Every car sold in the US contains Chinese-made components. But suddenly, in the middle of a heated presidential campaign, the Obama administration decided to do something about it.
“We’re certainly looking at that,” Tim Reif, general counsel in the US Trade Representative’s office, told reporters, though he insisted that the election had nothing to do with it. Instead, it was all about “careful examination of the facts.” Earlier in 2012, as Republican candidates were bashing not only each other but also President Obama, the United Steelworkers union smelled an opportunity and began pushing the White House to take a stance against “a flood of auto parts from China.” A Department of Commerce investigation, resulting in anti-dumping or countervailing duties, or a WTO case against Chinese subsidies would do.
Political picante sauce: 188 lawmakers, many from swing states like Ohio where the auto industry is important, sent a letter to the White House, lambasting China for its “vast array of policies” that heaped unfair advantages on Chinese component manufacturers. And now, five months before the election, the White House is showing its dentures.
The force behind the epic migration of component manufacturing from the US to China, however, is the US auto industry itself—and Wall Street engineering.
Delphi, the former component division of GM, is Exhibit A. GM spun it off in 1999. In 2001, Delphi axed 11,500 workers. In 2004, it got tarred and feathered over its accounting practices. In 2005, six years after its IPO, it went bankrupt and closed 24 plants. In 2006, it closed another 21 plants. Meanwhile, GM was sourcing components elsewhere, particularly in China. In 2009, Delphi Automotive sold its chassis division to BeijingWest Industries, a joint venture of three government-owned companies—Shougang Corp, Bao’an Investment Development Co., and Beijing Fangshan State-Owned Asset Management Co. BeijingWest now develops and manufactures brake and chassis components for US and European automakers.
Visteon, Ford’s former component division, is Exhibit B. Ford spun it off in 2000. In 2009, nine years after its IPO, Visteon went bankrupt and shuttered numerous plants.
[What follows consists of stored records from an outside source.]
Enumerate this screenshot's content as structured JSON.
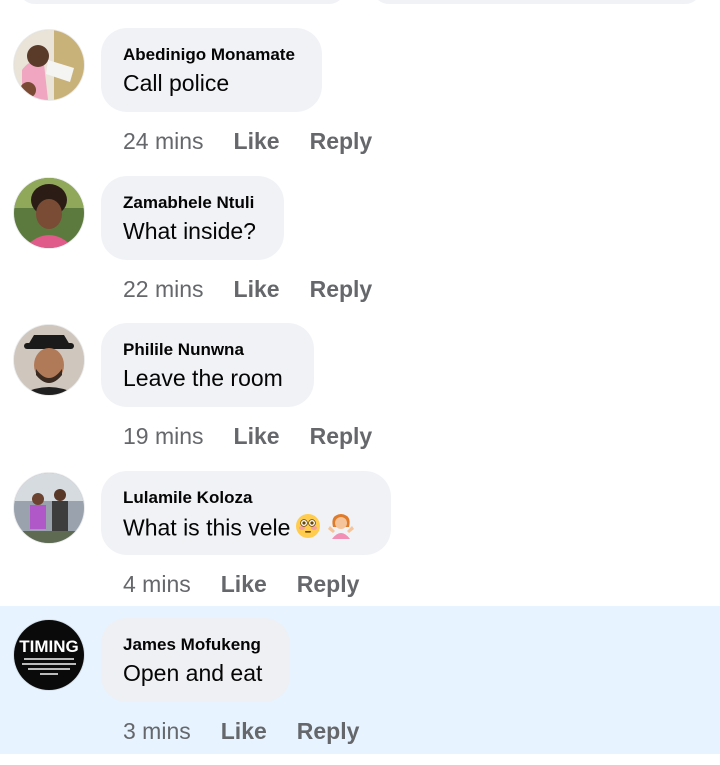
{
  "comments": [
    {
      "author": "Abedinigo Monamate",
      "text": "Call police",
      "time": "24 mins",
      "like": "Like",
      "reply": "Reply"
    },
    {
      "author": "Zamabhele Ntuli",
      "text": "What inside?",
      "time": "22 mins",
      "like": "Like",
      "reply": "Reply"
    },
    {
      "author": "Philile Nunwna",
      "text": "Leave the room",
      "time": "19 mins",
      "like": "Like",
      "reply": "Reply"
    },
    {
      "author": "Lulamile Koloza",
      "text": "What is this vele",
      "emojis": [
        "flushed-face-emoji",
        "woman-shrugging-emoji"
      ],
      "time": "4 mins",
      "like": "Like",
      "reply": "Reply"
    },
    {
      "author": "James Mofukeng",
      "text": "Open and eat",
      "time": "3 mins",
      "like": "Like",
      "reply": "Reply",
      "avatar_text": "TIMING"
    }
  ],
  "colors": {
    "bubble": "#f0f2f5",
    "highlight": "#e7f3ff",
    "meta_text": "#65676b",
    "author_text": "#050505"
  }
}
Its center of gravity shifted to its Asia Pacific Corporate Office and Innovation Center in Shanghai. It consolidated its interior and electronics divisions into its Yanfeng joint ventures with Huayu Automotive Systems, a subsidiary of China’s largest automaker, Shanghai Automotive Industry Corp. (SAIC), which is owned by the Chinese government. And the building of its North American Corporate Office in Van Buren Township, Michigan, was sold earlier this year.
Germany, whose highly successful auto industry plays a disproportionate role in its export-driven economy, has seen the same migration. The latest was Kiekert AG, the largest manufacturer of automotive door-lock systems in the world. Among its customers: GM, Ford, VW, and BMW. It has plants in Germany, the Czech Republic, Great Britain, the US, Mexico, and, since 2008, China.
As with Delphi and Visteon, financial engineering played a role. Permira, a European PE firm, acquired it in 2000 and stuffed it to the gills with debt. In 2006, the game was over. Kiekert was handed to its creditors, Bluebay Asset Management, Silver Point Capital, and Morgan Stanley. In March this year, they sold it to Lingyun Group, a subsidiary of China North Industries Corporation (Norinco), a government-owned conglomerate that manufactures motorcycles, cars, trucks, machinery, weaponry, missiles, ammo…. The Bush administration had slapped it with sanctions in 2003 for selling missile-related products to Iran.
In the US, manufacturer after manufacturer followed the routine; they invested billions in China and sent millions of jobs across the Pacific. Sure, the Chinese eagerly played along and encouraged it—not only to expand their manufacturing base but also to obtain proprietary technologies that would, if the plan works out, make it a world leader in the auto industry.
So, it’s no surprise that more and more components are manufactured in China. Outsourcing and offshoring—for a myriad of reasons—have been the primary philosophy of American manufacturing for years, and it’s hypocritical for the White House to go after the Chinese five month before the election, just to gain a few union votes in swing states.